By the time the military holds elections on March 24, Thailand will have spent 1,767 days under military rule. During that time, dissent has been suppressed, freedom of expression has eroded, the press has been attacked publicly and privately by the government and the population will not have had a single say in matters of governance.
And yet a constant mantra that the military has chanted throughout that time has been the almost paternalistic “trust me.”
“Trust me, I am replacing the democratically-elected government for the good of the people.”
“Trust me, we need to lessen criticism of the junta for unity’s sake.”
“Trust me, this constitution is necessary to have elections.”

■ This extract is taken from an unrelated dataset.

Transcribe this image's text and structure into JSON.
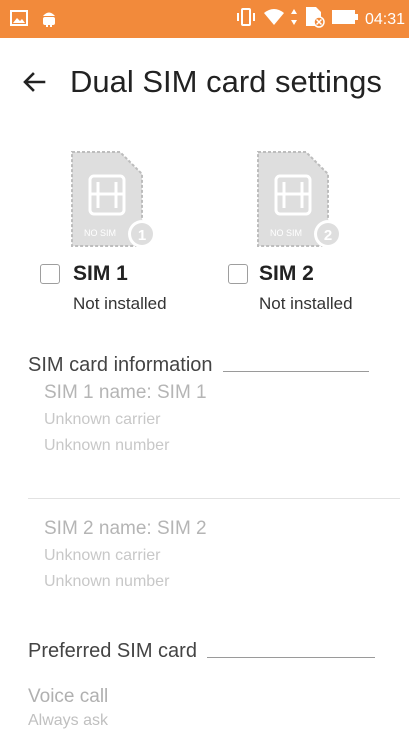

“Trust me, we will hold an election within a year.”
But at each turn, even though the public has largely taken the junta’s promises and requests in good faith, the junta has done its utmost to rig proceedings.
In the first year alone, the junta promised and pushed back election dates at least three times, all the while maintaining that they were adhering to some nebulous roadmap that may or may not have existed. It was a theme that would be repeated throughout their rule.
They also rushed through a constitution, which went to referendum, that enshrines military rule including the appointment of the senate by the junta. While the constitution did go to referendum, the military only permitted debate over the clauses within the charter on officially sanctioned panels and shows. Criticism was met with suppression orders, dissent and protests were met with arrest.
The attempts to rig the legislature came to fruition in the last week when Deputy Prime Minister Prawit Wongsuwan was given free rein to pick all 250 members of the senate – the same body that will combine with the lower house to elect a prime minister after elections.
The military has enacted a 20-year action plan that all governments (even the opposition) must follow. According to Prime Minister Prayuth Chan-ocha, ““Whoever becomes the PM must chair the National Strategy Committee and follow it.”
Prayuth implied that the 20 year plan was irreversible and that if the ruling party wanted the country to prosper they would have to follow the guide comprehensively. One wonders if there is a tacit threat of another coup, should any party attempt to amend the charter or deviate from the action plan.
Of course, the likelihood that another party would take control of the government after election grows less by the day. In a thriving democracy, various organs of the state are expected to act independently to ensure the rule of law. Under the military government, the independence of each institution has been undermined and its credibility eroded.
The courts and anti-corruption commission has vociferously and vigorously gone after the former government finding Prime Minister Yingluck Shinawatra guilty of malfeasance. Yet the courts remained silent when it came to the matter of national parks, luxury watches and major acquisition deals that have taken the national headlines.
The Constitutional Court is also on the verge of banning one Shinawatra-backed party for running Princess Ubolratana as a candidate. The court may also disqualify several candidates of the Future Forward Party. Their crime? Criticizing the military.
All these possibilities and the way the election seems to be rigged paints a pretty murky picture of the Thailand to come after elections. What is clear is that the time to give the junta the benefit of the doubt and our trust is over. 1,767 days is too long.